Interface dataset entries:
========
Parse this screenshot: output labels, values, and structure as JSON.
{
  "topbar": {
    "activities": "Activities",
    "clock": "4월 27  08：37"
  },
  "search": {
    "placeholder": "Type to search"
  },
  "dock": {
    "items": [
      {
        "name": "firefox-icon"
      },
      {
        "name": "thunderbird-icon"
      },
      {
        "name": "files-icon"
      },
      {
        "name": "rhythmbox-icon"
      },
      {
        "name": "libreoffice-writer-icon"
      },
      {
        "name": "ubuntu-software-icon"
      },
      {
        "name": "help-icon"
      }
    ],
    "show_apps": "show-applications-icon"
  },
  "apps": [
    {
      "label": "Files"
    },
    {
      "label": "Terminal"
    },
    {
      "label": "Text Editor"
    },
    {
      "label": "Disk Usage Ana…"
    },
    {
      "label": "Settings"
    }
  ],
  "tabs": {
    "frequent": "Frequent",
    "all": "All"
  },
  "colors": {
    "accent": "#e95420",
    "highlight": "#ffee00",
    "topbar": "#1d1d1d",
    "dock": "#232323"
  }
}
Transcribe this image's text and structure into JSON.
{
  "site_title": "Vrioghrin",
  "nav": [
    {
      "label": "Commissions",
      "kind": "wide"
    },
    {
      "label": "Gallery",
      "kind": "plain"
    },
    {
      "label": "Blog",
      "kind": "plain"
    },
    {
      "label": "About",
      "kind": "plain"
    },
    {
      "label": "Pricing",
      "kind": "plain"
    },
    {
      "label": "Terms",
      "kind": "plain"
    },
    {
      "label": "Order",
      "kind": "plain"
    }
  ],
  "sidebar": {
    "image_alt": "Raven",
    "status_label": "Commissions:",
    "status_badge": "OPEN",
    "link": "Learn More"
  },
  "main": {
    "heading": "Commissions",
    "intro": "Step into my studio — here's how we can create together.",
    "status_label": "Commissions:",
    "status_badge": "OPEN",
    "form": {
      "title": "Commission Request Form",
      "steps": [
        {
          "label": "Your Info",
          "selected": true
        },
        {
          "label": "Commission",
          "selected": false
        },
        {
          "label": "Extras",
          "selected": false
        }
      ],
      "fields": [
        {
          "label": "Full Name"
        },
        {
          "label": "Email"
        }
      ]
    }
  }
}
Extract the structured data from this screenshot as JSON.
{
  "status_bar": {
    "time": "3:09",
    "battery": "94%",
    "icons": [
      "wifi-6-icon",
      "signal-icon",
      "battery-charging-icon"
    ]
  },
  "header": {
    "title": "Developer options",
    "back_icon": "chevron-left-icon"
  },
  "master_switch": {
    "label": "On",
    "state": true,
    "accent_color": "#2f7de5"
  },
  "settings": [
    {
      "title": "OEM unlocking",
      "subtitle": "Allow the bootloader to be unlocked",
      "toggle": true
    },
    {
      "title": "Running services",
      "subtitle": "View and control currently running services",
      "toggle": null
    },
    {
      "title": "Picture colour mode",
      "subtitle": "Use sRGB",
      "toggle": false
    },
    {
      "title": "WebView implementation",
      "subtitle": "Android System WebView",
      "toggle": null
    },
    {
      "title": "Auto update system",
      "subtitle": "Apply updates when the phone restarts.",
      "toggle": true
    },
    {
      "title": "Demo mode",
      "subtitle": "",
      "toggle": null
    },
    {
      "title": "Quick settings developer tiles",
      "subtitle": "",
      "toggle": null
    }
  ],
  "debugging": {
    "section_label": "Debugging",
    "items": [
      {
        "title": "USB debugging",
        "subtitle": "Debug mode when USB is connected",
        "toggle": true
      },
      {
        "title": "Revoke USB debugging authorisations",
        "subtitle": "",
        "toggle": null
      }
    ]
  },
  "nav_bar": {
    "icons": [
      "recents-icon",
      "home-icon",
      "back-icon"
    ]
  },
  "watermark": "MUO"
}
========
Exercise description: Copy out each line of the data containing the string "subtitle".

Completed exercise:
      "subtitle": "Allow the bootloader to be unlocked",
      "subtitle": "View and control currently running services",
      "subtitle": "Use sRGB",
      "subtitle": "Android System WebView",
      "subtitle": "Apply updates when the phone restarts.",
      "subtitle": "",
      "subtitle": "",
        "subtitle": "Debug mode when USB is connected",
        "subtitle": "",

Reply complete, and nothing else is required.